● **Your goal**
Examine the records below and count how many lines contain the string "JSON". Give only the number.

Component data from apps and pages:
⁂
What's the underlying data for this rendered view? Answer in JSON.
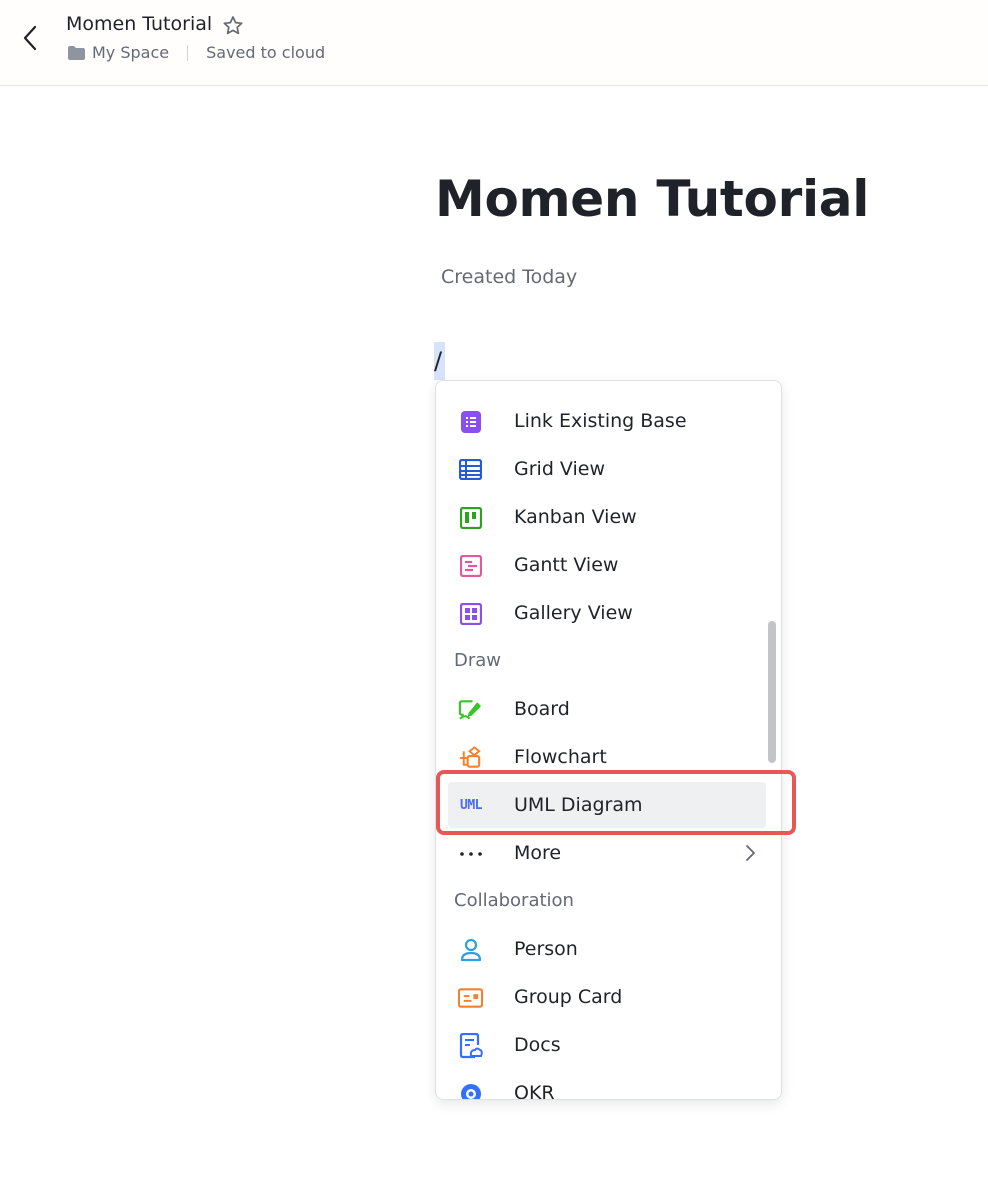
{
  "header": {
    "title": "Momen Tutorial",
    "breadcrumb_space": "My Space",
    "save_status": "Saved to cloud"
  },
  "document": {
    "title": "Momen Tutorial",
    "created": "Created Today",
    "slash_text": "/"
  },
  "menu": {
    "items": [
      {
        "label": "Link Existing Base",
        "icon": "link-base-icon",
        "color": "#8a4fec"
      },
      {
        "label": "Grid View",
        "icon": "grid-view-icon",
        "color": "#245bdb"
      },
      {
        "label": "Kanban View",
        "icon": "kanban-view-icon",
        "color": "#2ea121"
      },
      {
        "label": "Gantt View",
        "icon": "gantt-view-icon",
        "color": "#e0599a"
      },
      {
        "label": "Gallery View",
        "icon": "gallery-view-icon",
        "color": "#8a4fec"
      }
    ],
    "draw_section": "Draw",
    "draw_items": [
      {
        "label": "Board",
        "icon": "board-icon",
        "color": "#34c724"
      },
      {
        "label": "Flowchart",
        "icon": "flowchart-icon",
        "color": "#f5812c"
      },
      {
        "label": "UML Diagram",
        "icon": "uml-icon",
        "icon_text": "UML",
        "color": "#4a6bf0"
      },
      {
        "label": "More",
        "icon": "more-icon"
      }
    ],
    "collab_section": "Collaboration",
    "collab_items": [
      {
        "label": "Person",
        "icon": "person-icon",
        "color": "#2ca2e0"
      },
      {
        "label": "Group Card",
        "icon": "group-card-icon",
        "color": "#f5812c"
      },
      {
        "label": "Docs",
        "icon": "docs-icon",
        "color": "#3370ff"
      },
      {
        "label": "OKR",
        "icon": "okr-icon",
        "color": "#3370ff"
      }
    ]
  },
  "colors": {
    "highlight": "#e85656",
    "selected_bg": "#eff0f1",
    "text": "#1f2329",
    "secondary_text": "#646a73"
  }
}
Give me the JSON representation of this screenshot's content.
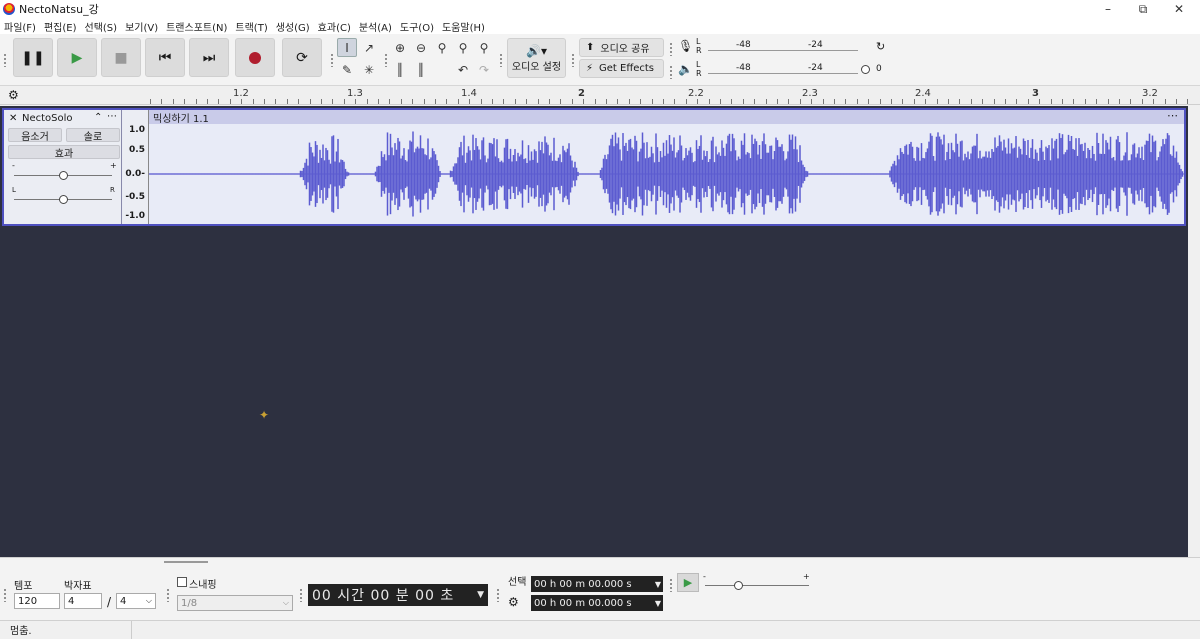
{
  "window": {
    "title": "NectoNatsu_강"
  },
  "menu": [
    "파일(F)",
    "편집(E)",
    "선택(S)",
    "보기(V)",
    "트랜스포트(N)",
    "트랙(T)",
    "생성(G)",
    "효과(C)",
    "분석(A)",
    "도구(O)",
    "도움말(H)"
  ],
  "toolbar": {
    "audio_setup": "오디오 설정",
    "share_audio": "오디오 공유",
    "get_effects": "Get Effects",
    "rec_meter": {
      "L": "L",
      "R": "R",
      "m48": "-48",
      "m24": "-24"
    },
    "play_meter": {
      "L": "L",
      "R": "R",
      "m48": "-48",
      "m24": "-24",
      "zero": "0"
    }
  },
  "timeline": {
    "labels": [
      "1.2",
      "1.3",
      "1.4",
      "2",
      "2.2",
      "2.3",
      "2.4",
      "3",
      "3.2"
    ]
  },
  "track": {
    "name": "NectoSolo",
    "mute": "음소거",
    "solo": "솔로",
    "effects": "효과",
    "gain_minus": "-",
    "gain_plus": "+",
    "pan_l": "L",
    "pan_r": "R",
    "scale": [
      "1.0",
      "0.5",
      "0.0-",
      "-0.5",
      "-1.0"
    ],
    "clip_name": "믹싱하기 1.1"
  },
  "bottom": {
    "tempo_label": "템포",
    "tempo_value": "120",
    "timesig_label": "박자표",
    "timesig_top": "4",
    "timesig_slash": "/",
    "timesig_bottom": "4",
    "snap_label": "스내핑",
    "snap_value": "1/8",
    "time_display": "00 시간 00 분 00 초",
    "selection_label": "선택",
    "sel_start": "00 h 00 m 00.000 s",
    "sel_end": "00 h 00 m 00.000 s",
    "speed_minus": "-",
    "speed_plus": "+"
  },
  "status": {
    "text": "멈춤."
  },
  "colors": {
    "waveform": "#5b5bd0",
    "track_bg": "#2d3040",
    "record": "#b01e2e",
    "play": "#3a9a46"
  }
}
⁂
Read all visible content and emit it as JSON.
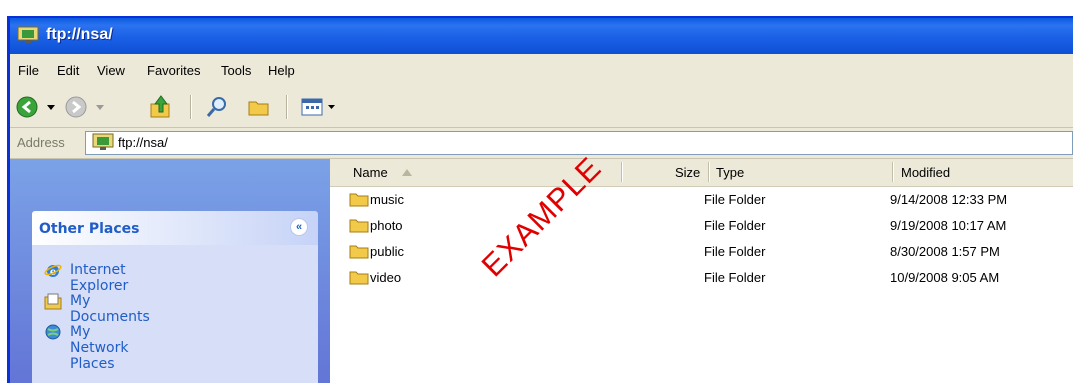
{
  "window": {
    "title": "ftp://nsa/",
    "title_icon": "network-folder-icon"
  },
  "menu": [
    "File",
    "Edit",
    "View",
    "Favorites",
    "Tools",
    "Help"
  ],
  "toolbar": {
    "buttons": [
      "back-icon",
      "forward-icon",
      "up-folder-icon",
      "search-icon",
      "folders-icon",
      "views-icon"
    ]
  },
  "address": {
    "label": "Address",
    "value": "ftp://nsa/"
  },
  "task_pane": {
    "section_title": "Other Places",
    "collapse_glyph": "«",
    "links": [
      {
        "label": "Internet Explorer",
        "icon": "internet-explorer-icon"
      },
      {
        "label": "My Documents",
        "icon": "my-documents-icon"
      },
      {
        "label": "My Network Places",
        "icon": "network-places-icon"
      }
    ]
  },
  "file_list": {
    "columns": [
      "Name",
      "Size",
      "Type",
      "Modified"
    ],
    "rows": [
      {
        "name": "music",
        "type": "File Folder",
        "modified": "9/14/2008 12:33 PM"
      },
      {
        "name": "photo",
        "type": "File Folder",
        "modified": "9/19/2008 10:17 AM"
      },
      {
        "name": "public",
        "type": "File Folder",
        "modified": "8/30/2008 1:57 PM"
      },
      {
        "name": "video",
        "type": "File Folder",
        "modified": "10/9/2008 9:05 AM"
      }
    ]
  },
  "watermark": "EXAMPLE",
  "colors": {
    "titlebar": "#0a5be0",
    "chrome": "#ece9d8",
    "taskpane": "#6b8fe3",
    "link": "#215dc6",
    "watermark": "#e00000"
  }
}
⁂
● **Response to the exercise**
3